Disinfection is a process used to kill or limit the growth of bacteria and is necessary to prevent the spread of disease.
Bactericidal vs. Bacteriostatic
Disinfectants may be either bactericidal or bacteriostatic. Those that are bactericidal effect the growth of bacteria by killing them. Consequently, bactericidal disinfectants are used for the purpose of sterilisation. Heating is the most common method of sterilisation. Not all disinfectants possess the ability to sterilise. Bacteriostatic disinfectants are those that do not kill bacteria, but instead limit their growth to a number that is insufficient to cause disease. Some disinfectants may be bactericidal at high concentrations but bacteriostatic at lower concentrations.
Because disinfectants are far too harsh for use on living tissues, such as human skin, their use is limited to controlling the growth of bacteria on nonliving surfaces. Disinfectants may be either physical or chemical. Ultraviolet light and heat are examples of physical disinfectants. Chemical disinfection, as the name implies, employs the use of chemicals for killing or limiting the growth of bacteria. A variety of chemicals are available for use as disinfectants.
Physical Disinfectant Effects
Physical disinfectants include ultraviolet radiation, desiccation and heat. Ultraviolet rays, like those emitted by the sun, effect bacterial growth by altering bacteria’s DNA to the extent that the microorganisms are unable to replicate. Desiccation is synonymous with drying. All bacteria need moisture to survive. The removal of moisture causes the bacteria to shrivel up and die. Heat is a valuable, readily available and inexpensive physical disinfectant that kills bacteria. Boiling, burning, dry heat and steam are ways in which heat is used to disinfect.
Chemical Disinfectant Effects
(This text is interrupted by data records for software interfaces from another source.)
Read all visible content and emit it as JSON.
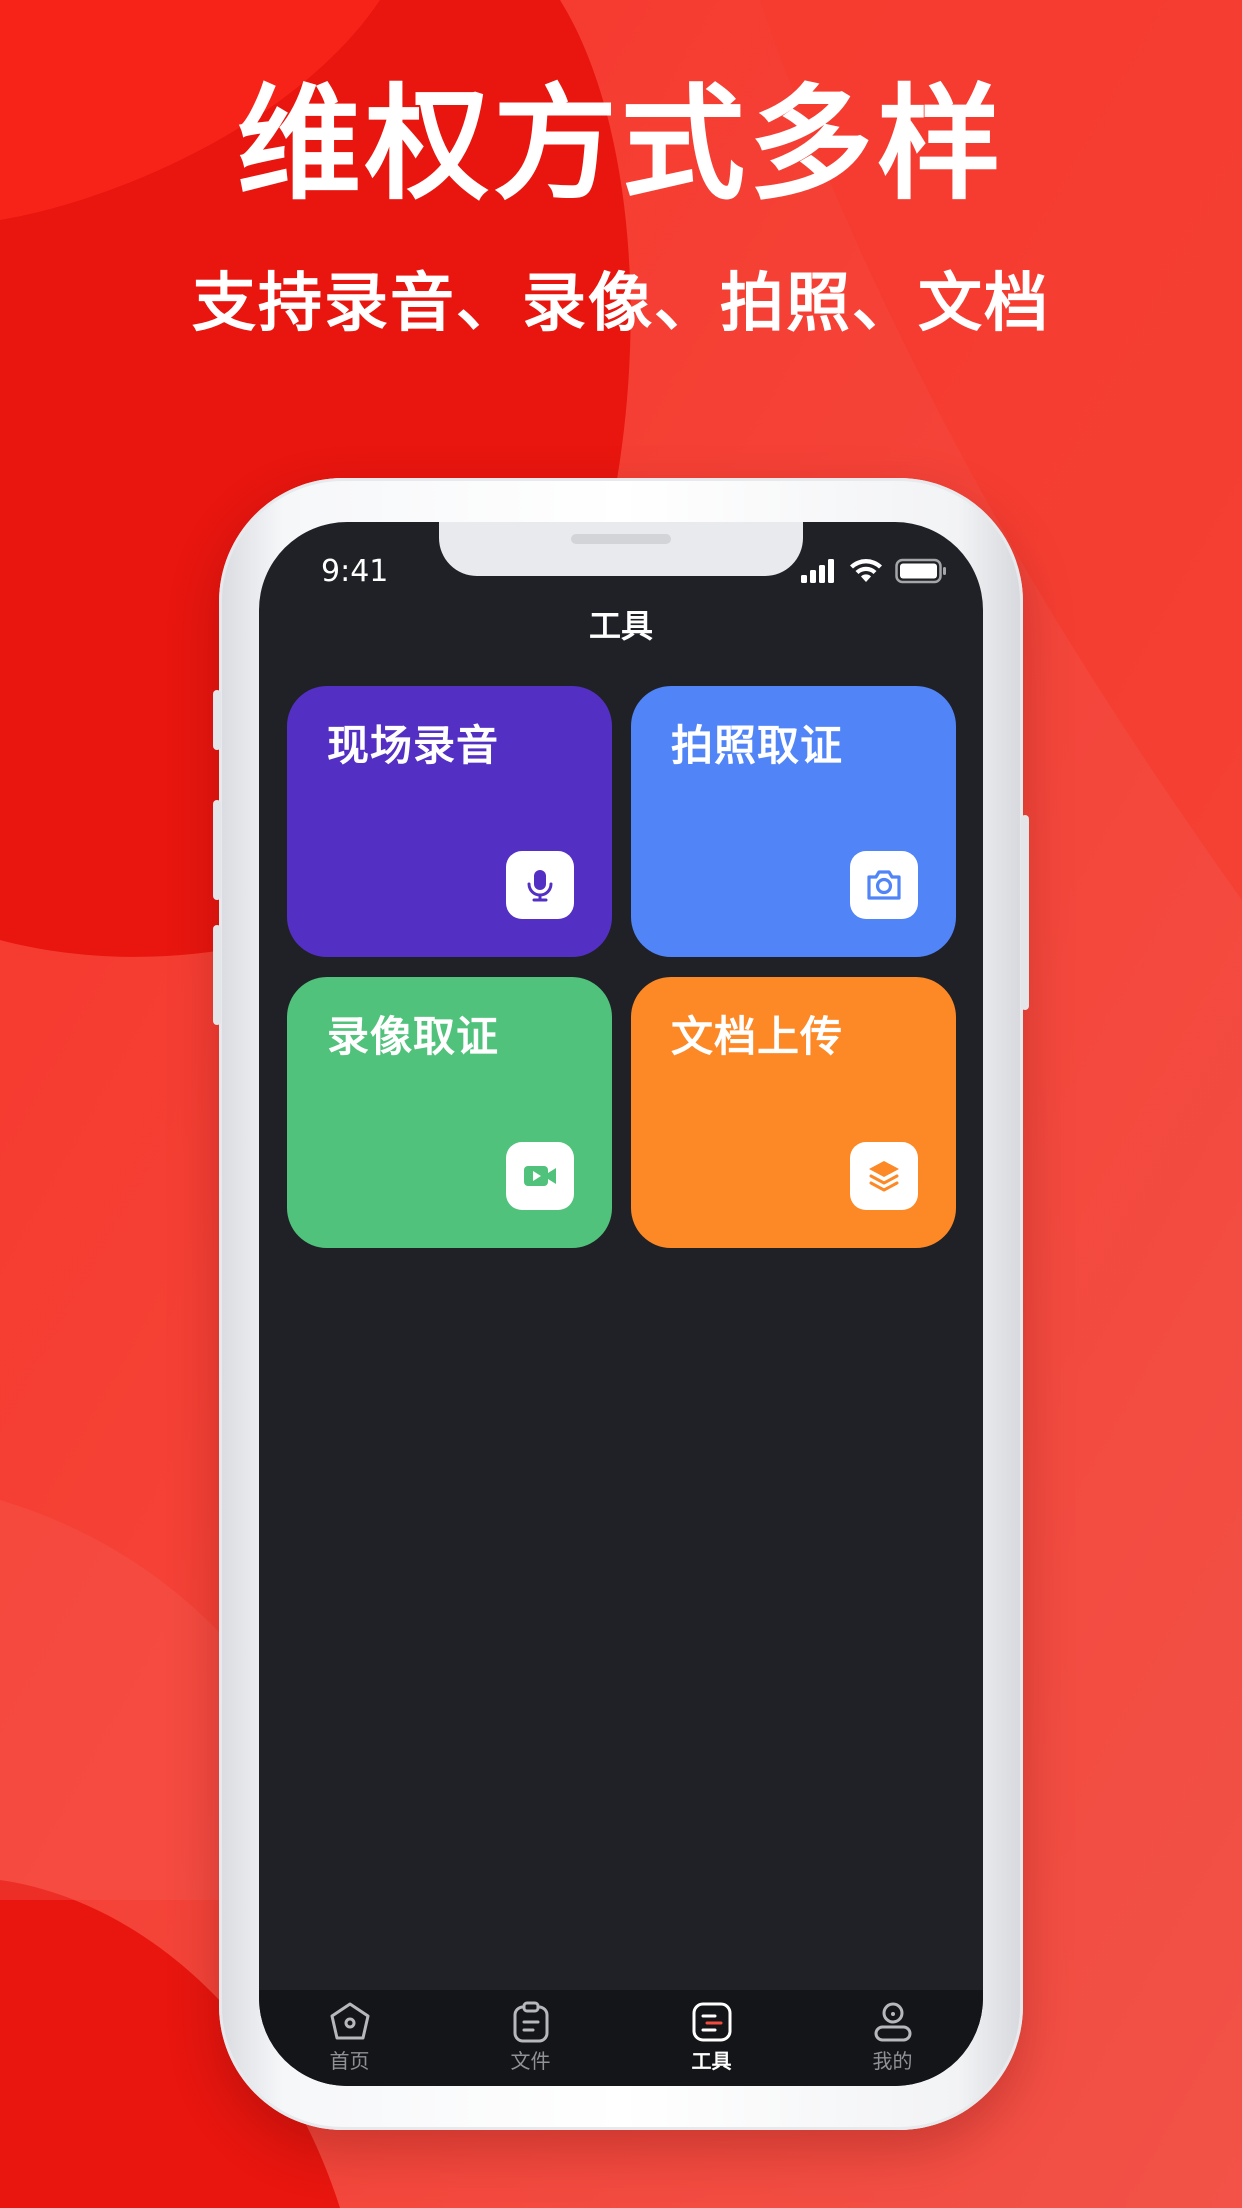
{
  "hero": {
    "title": "维权方式多样",
    "subtitle": "支持录音、录像、拍照、文档"
  },
  "status_bar": {
    "time": "9:41"
  },
  "header": {
    "title": "工具"
  },
  "tools": [
    {
      "label": "现场录音",
      "icon": "microphone-icon",
      "color": "#5330c3"
    },
    {
      "label": "拍照取证",
      "icon": "camera-icon",
      "color": "#5084f7"
    },
    {
      "label": "录像取证",
      "icon": "video-icon",
      "color": "#50c27b"
    },
    {
      "label": "文档上传",
      "icon": "layers-icon",
      "color": "#fd8826"
    }
  ],
  "tabbar": {
    "items": [
      {
        "label": "首页",
        "icon": "home-icon",
        "active": false
      },
      {
        "label": "文件",
        "icon": "clipboard-icon",
        "active": false
      },
      {
        "label": "工具",
        "icon": "tools-icon",
        "active": true
      },
      {
        "label": "我的",
        "icon": "profile-icon",
        "active": false
      }
    ]
  },
  "colors": {
    "background": "#f24a3e",
    "screen": "#1f2126",
    "tabbar": "#141518",
    "active_accent": "#f24a3e"
  }
}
Chemical disinfectants affect bacterial growth by attacking various cellular components required by the organism to survive and reproduce. Most chemical antibacterial agents work by denaturing proteins (altering their chemical structure) or disrupting the cell membranes of the bacterial cells. Chemicals used as disinfectants may be gases or solutions. Common chemical disinfectants include halogens such as chlorine and iodine, alcohol, phenols (found in household disinfectant sprays) and oxidisers, such as hydrogen peroxide and ozone.
Factors Influencing Effects
Numerous factors influence a disinfectant’s effect on bacterial growth. One factor is the type of bacteria present. Some bacteria, such as those that cause tuberculosis, are more difficult to inhibit than others. Time is another consideration when using disinfectants. Some disinfectants have the ability to kill microorganisms quickly while others require more time to act. The physical characteristics of the object being disinfected are significant, as well. For example, the use of ultraviolet light as a disinfectant is limited to smooth surfaces because the rays are unable to effectively penetrate those that are porous.
- The Virginia Academy of Science: Control of Microorganisms-Chemical Agents
- Mayo Clinic: Germs: Understand and Protect Against Bacteria, Viruses and Infection
- "Handbook on Sanitation-A Manual of Theoretical and Practical Sanitation"; George M. Price, M.D.; 1913